1. Moment by Moment Political Commentary. There have been so many presidential debates, and so many candidates literally churned through the media on a daily basis, we’re seeing more people comment on the most inane, minor stuff, reminding me of this great Despair.Com poster- Never Before Have so many people with so little to say said so much to so few. We’re spending more and more time commenting on every action, decision, rumor and the like, very little of consequences is actually happening. While I appreciate commentary and insight, so much of it is not always based on all the facts, but just cherry-picked tidbits, that it’s virtually useless. It makes me ask whether or not the media circus is driving our political discourse with commentary that sounds more like sportscasters calling a baseball game. It certainly seems to rival the influence on decisions that are made as much as donations and special interests do.

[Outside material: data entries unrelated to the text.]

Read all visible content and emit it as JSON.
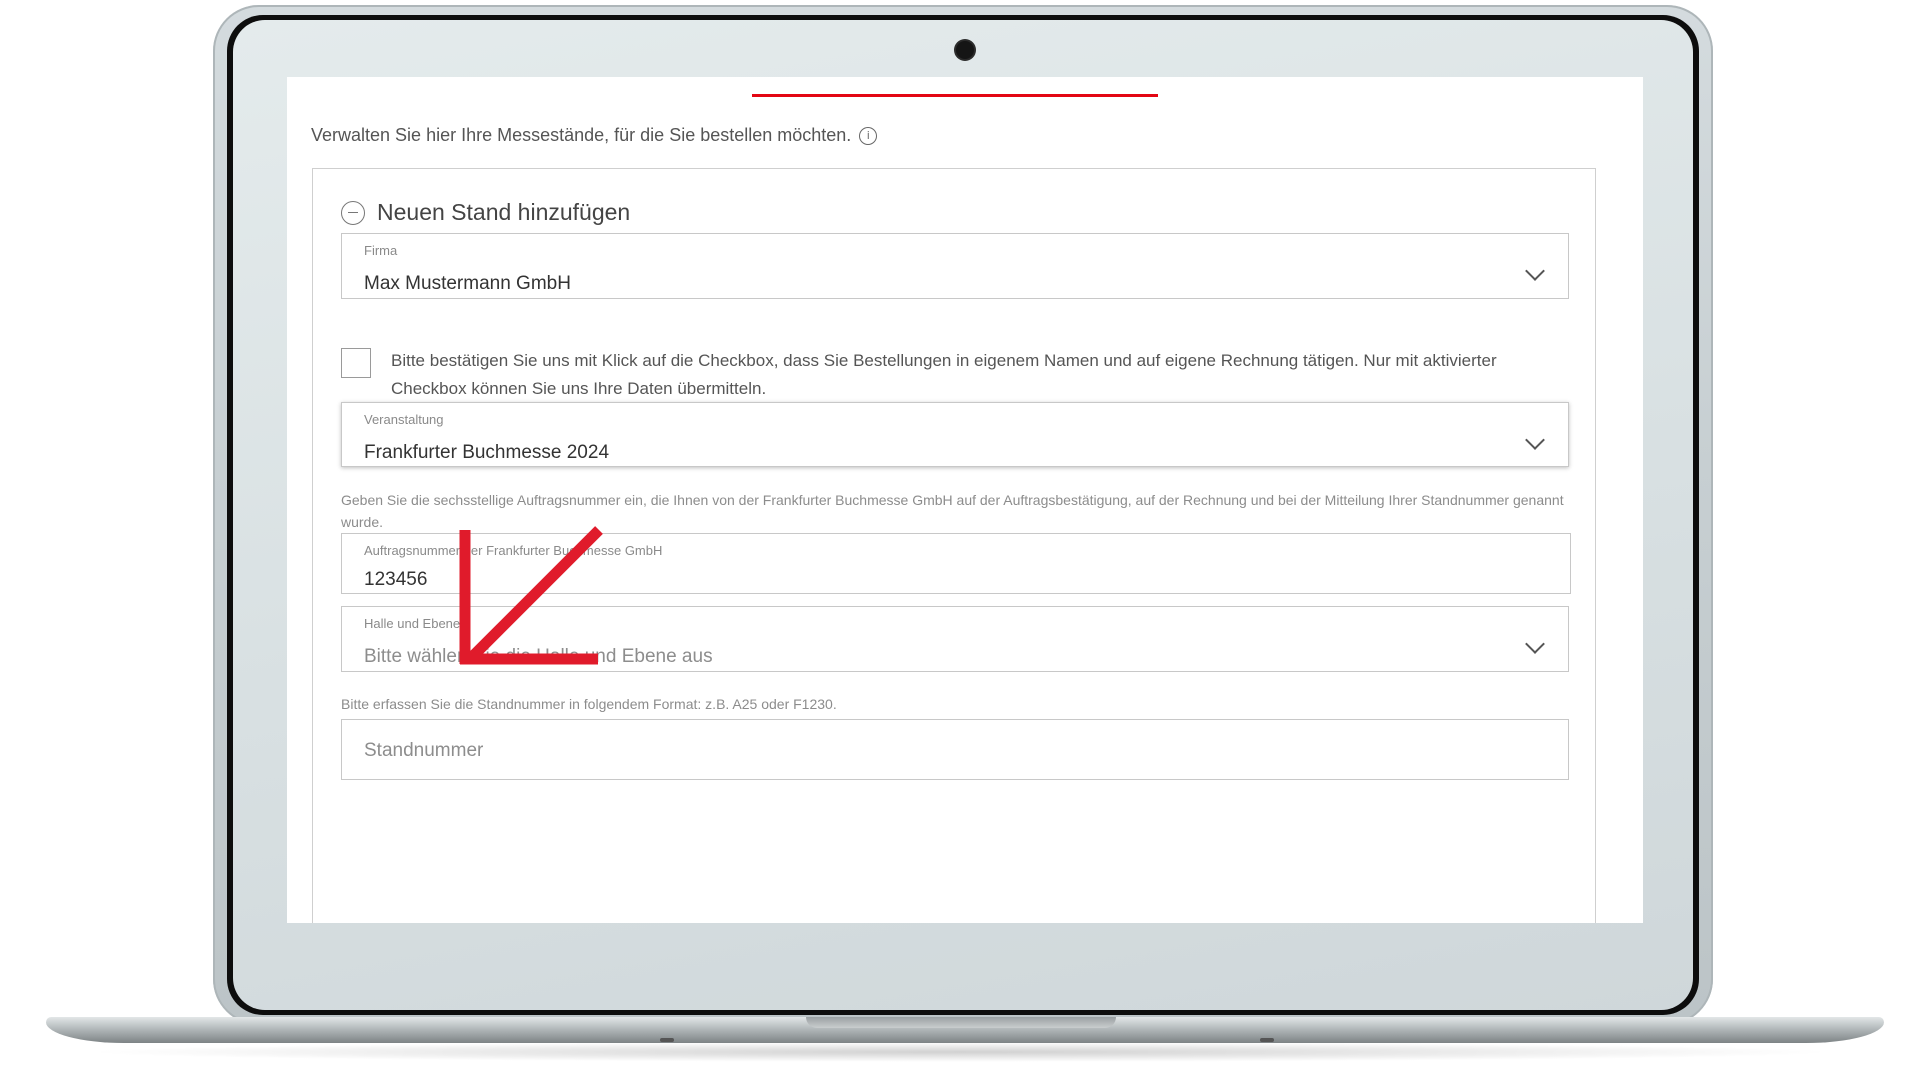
{
  "intro": {
    "text": "Verwalten Sie hier Ihre Messestände, für die Sie bestellen möchten.",
    "info_icon": "info-icon"
  },
  "section": {
    "title": "Neuen Stand hinzufügen",
    "icon": "minus-circle-icon"
  },
  "firma": {
    "label": "Firma",
    "value": "Max Mustermann GmbH"
  },
  "confirmation": {
    "checked": false,
    "text": "Bitte bestätigen Sie uns mit Klick auf die Checkbox, dass Sie Bestellungen in eigenem Namen und auf eigene Rechnung tätigen. Nur mit aktivierter Checkbox können Sie uns Ihre Daten übermitteln."
  },
  "veranstaltung": {
    "label": "Veranstaltung",
    "value": "Frankfurter Buchmesse 2024"
  },
  "auftrag": {
    "help": "Geben Sie die sechsstellige Auftragsnummer ein, die Ihnen von der Frankfurter Buchmesse GmbH auf der Auftragsbestätigung, auf der Rechnung und bei der Mitteilung Ihrer Standnummer genannt wurde.",
    "label": "Auftragsnummer der Frankfurter Buchmesse GmbH",
    "value": "123456"
  },
  "halle": {
    "label": "Halle und Ebene",
    "placeholder": "Bitte wählen Sie die Halle und Ebene aus"
  },
  "standnummer": {
    "help": "Bitte erfassen Sie die Standnummer in folgendem Format: z.B. A25 oder F1230.",
    "placeholder": "Standnummer"
  },
  "colors": {
    "accent": "#e30613",
    "annotation_arrow": "#e01b2b"
  }
}
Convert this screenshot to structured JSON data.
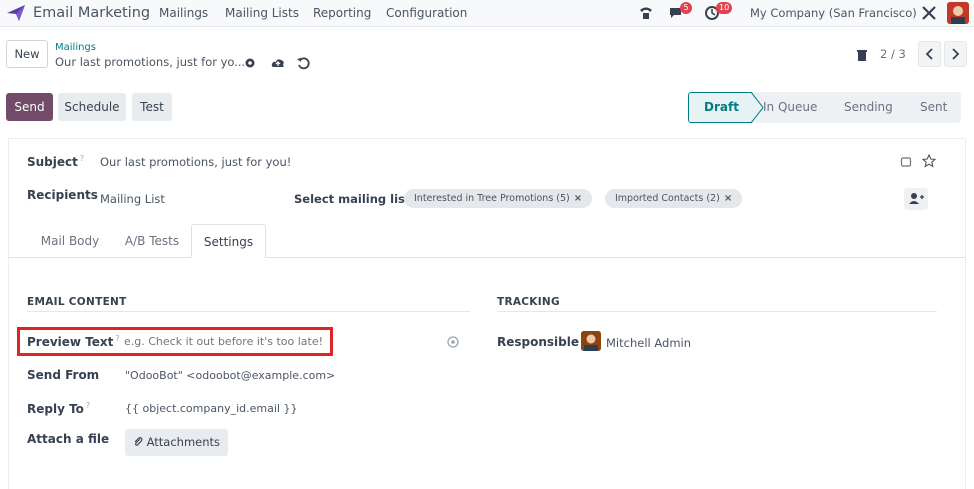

2. Everything’s On Fire! There’s entirely too many emergencies going on demanding my attention daily. There are faux urgencies being injected into everything from the toothpaste I buy (If you don’t use this now, your teeth will discolor and fall out!) to Groupon and Living Social Deals (Now! Today Only! Act!!) to political fundraising (If we don’t get X dollars from you today, we’ll lose everything!). I don’t know about you, but this faux hype is wearing me out. It’s having one major effect- I’m getting really good at saying No, turning off these things, opting out of your newsletters, etc. It’s like the boy who cried wolf- if you don’t save the emergency speech for the true emergency, I’ll stop paying attention to you all together.
3. Decision Impairment. This is the opposite, but a direct result from the Emergency! Problem. Based on the huge options for research, choice, and the constant hope of a better deal, and rumors of that “perfect thing” being just around the corner, I see tons of people paralyzed from action, unsure of when to pull the trigger, afraid of making a mistake. Too much information paralyzes people from making decisions, and sometimes, more data is confounding rather than clarifying. This fear of making mistakes leads us to avoid making any decision at all, and it keeps us in a rut. My friend Julien Smith, is publishing a great book on this on December 7th. It’s called The Flinch, and it will be available for free in electronic format for the Kindle, Nook, iBooks- everywhere. We have to learn to take risks, to stretch, to even gamble with making mistakes- we learn a ton from them, and quite frankly, rarely do they turn out to be mistakes at all. But if you never make a decision and commit, you’ll never reap any benefit at all.
4. Privacy Issues. People have realistic concerns about how much of their stuff online is private. Basically, despite the appearance of privacy and firewalls online, I basically assume that anything I say or do online is on the public record. This means the aggregate of my ideas, things I share, pictures, etc. will make up my digital – and real life- reputation, so I need to be responsible for this. It also means that whatever anyone else says about me will also be part of that reputation. This means I have to live in such a way that I’m comfortable with people saying what they want, even if it’s not particularly nice- they are allowed to have their opinion, and maybe they are simply not my audience, and that’s fine. Bt it also means that if I want to share truly private information with someone else, I should be selective with that, just like you would be when you decide to share personal info with friends offline. I get that some things should be private- and I’m a big fan of the Constitution. But I also realize that I have some control over what is public and private- at least what I choose to add to the conversation- and I need to take a second to consider whether EVERYONE needs to know stuff or whether, maybe a phone call or email would be a better choice than a Facebook post. Privacy, like security, may be as much for the illusion of privacy or safety than for the real thing, especially online. If it’s important, know the difference.
5. Everybody’s An Expert. Google exists and we can have information at our fingertips at all times. But information is not experience, or knowledge or wisdom. Just because you went to school once, does not make you an education expert. Learning how to construct curriculum, meet the needs of a diverse set of learners, and perform in front of them successfully every day is a real art and should not be subjected to the same moment by moment assessment of performance that Basketball players get on the court. Likewise, just because I can go to Home Depot and buy cool tools does not make me a general contractor. Heck, there are some things I can teach myself to do, but I think we all have to be a little more wary of when we need to call in help from the field. Watching one video on sink installation does not make me a plumber, and I shouldn’t try to armchair quarterback a professional’s every move when they come to fix something. Let people with experience and expertise do what they do best. And know when you’re in over your head and ask for help.